“Maybe the days are past to be able to protect the old-growth forests in our community, but we can still protect the oldest forests in our community,” Maloof says.
When a forest is officially added to the OGFN, a hike is usually led through it, and Maloof says that what surprises her visitors the most about old-growth forests, particularly on the East Coast, is how subtle they are. She says they expect a much different experience, similar to the striking redwoods of California (which is also one of her favorite old-growth forests), but that when they begin to understand the subtlety of the forests, many of them become “old-growth forest addicts” who love and understand them.
Maloof says she has a theory that the more time you spend in the forest, the more you find yourself working to save the forest.
Besides being the author of two books, and Professor Emeritus at Salisbury University, Maloof lectues at many universities and conferences. Maloof speaks passionately about a couple of her favorite experiences lecturing, including at Cornell University. As a result of her first book, “Teaching the Trees: Lessons from the Forest,” not only was she invited to the university as their annual Cornell Plantations Guest Lecturer, she also was able to add Cornell’s own old-growth forest, Fischer, to the OGFN and, ultimately, ensure that it is protected from being logged.

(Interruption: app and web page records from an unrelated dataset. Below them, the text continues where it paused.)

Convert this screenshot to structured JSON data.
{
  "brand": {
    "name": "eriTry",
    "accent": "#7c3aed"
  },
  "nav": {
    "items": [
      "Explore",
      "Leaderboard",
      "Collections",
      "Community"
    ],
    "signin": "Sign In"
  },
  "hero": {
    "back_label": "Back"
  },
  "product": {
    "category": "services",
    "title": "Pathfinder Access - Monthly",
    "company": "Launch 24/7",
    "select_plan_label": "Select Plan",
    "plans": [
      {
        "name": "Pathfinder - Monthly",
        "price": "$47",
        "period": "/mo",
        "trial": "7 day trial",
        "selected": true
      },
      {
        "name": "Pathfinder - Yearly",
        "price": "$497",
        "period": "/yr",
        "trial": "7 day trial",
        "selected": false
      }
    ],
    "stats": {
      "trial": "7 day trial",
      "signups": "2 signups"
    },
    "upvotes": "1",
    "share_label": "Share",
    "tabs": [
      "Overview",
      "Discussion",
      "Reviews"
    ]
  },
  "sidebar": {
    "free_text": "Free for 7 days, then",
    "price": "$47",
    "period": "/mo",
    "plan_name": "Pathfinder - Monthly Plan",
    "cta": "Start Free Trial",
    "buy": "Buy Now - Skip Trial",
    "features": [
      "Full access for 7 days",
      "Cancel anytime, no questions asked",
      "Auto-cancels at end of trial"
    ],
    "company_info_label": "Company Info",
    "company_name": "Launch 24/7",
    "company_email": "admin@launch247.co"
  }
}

Currently, Maloof has a third book in the works. She says an official title has not been decided on, but that it will be a collection of data from numerous journal articles that all lead to a key conclusion: old-growth forests have superior and important biodiversity compared to other types of forests. She is hoping that, once published, her latest book will reach those in forestry schools as a supplementary text and will help educate future guardians of the forest.
Although it may be difficult to pin down a clear definition of an old-growth forest, what is clear is that, as long as Joan Maloof is around, they will have a strong advocate for their survival.
Austa Somvichian-Clausen is American Forests’ spring 2016 marketing and communications intern and is a senior at American University, studying public comunications and environmental studies.